APA Style

Fiscal Federalism Spending and Taxes.  (2008, November 15).  Retrieved October 30, 2020, from

MLA Format

"Fiscal Federalism Spending and Taxes."  15 November 2008.  Web.  30 October 2020. <>.

Chicago Style
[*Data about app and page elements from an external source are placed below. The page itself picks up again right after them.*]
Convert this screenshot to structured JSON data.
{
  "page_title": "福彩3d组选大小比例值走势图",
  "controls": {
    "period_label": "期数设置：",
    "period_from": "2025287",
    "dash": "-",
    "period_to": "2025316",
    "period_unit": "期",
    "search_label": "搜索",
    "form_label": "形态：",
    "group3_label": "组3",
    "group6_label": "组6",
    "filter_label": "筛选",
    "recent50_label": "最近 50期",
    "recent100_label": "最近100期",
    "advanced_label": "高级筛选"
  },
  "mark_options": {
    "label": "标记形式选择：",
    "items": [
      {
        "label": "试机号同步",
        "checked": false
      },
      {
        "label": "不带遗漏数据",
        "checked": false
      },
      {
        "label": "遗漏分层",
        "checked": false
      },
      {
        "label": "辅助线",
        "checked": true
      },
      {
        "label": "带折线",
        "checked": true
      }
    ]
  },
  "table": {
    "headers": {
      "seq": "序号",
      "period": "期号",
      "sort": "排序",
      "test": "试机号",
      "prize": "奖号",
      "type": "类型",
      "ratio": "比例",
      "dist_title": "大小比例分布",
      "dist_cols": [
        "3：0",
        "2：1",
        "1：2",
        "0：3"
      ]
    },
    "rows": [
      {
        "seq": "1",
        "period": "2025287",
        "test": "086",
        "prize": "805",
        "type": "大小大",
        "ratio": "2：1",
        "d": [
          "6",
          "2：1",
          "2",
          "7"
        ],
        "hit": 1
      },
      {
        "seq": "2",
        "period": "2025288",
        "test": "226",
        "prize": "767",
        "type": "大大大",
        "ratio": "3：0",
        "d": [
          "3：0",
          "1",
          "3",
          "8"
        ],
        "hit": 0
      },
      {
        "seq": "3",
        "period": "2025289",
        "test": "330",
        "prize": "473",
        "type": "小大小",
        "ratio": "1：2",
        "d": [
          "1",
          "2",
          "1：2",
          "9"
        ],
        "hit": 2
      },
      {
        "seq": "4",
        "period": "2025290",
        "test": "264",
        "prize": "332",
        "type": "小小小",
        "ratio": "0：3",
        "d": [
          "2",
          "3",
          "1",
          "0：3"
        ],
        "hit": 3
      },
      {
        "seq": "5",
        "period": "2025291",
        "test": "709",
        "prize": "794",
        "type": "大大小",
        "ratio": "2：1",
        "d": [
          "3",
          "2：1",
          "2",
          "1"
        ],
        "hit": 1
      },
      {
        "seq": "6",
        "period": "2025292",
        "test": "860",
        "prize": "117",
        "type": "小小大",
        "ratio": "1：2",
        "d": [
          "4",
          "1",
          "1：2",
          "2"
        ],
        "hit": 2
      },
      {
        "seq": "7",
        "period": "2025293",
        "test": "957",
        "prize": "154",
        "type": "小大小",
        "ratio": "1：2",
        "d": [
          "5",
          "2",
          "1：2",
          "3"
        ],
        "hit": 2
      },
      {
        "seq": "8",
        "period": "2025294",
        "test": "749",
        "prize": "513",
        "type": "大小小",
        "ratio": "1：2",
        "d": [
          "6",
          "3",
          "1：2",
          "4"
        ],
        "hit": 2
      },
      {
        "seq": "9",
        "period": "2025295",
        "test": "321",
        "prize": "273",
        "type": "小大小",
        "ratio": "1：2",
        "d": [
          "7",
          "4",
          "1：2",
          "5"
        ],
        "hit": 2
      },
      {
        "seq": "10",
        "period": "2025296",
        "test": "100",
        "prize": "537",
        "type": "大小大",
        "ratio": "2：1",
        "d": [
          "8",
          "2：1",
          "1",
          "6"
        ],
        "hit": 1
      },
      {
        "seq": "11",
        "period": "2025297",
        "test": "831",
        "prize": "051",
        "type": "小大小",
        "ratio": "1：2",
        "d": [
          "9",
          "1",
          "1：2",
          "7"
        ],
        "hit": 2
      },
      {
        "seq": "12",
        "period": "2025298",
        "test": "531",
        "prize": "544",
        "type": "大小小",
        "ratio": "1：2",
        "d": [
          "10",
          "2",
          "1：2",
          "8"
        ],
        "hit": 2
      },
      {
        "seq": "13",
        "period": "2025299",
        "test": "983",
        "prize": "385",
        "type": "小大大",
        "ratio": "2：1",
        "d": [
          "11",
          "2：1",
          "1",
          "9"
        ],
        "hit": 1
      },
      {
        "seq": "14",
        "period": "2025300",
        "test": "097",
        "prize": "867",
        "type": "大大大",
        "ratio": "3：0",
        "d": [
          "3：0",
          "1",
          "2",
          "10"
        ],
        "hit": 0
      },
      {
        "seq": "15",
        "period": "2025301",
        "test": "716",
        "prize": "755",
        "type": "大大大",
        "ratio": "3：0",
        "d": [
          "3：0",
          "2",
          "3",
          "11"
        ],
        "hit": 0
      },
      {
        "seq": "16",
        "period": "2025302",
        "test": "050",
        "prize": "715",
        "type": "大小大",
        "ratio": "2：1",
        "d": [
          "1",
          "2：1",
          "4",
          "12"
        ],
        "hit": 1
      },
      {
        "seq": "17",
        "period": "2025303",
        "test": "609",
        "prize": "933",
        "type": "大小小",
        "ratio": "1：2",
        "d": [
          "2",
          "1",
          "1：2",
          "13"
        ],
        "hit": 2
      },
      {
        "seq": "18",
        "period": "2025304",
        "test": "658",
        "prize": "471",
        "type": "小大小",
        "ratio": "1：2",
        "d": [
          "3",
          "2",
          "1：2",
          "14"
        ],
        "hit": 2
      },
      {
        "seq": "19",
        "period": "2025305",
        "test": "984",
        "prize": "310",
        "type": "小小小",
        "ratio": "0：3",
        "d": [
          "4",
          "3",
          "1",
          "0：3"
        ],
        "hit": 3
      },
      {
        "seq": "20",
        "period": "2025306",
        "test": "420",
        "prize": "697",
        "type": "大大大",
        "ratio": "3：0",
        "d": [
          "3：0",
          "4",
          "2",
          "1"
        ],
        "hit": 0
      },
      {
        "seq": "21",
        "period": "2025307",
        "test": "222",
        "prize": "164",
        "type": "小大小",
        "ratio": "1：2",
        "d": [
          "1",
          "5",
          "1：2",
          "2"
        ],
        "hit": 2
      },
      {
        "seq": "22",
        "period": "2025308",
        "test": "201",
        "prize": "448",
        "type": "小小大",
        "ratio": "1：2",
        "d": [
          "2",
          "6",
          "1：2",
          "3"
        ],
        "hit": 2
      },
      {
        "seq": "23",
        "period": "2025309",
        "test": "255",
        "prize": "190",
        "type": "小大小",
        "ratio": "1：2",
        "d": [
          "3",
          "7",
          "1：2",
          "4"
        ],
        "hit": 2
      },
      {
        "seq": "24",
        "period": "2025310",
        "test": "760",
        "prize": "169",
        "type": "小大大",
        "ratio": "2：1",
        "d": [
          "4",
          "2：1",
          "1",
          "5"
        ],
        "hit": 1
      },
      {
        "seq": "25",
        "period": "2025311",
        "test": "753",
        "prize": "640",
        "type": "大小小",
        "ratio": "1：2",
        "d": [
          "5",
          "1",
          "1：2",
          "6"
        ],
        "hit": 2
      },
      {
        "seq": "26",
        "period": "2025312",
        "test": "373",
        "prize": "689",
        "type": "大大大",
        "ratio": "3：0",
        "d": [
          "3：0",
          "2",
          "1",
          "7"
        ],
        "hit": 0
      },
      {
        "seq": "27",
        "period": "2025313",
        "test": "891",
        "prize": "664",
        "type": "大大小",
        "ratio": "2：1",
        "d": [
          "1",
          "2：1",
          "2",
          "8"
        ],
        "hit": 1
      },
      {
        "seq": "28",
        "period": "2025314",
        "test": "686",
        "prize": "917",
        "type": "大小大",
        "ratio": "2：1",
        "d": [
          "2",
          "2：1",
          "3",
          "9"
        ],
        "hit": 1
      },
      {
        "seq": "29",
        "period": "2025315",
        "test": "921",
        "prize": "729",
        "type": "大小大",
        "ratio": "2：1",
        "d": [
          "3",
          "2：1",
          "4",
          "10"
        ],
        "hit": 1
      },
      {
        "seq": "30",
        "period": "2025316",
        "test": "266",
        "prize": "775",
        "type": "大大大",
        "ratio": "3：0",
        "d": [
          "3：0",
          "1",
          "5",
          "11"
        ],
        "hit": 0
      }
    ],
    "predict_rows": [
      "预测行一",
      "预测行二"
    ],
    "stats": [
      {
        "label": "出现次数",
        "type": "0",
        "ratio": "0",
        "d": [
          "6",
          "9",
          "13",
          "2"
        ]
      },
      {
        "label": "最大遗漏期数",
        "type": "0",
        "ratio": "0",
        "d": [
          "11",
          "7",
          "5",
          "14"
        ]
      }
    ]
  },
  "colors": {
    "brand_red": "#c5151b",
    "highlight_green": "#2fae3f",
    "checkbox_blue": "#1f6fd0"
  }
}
"Fiscal Federalism Spending and Taxes."  November 15, 2008.  Accessed October 30, 2020.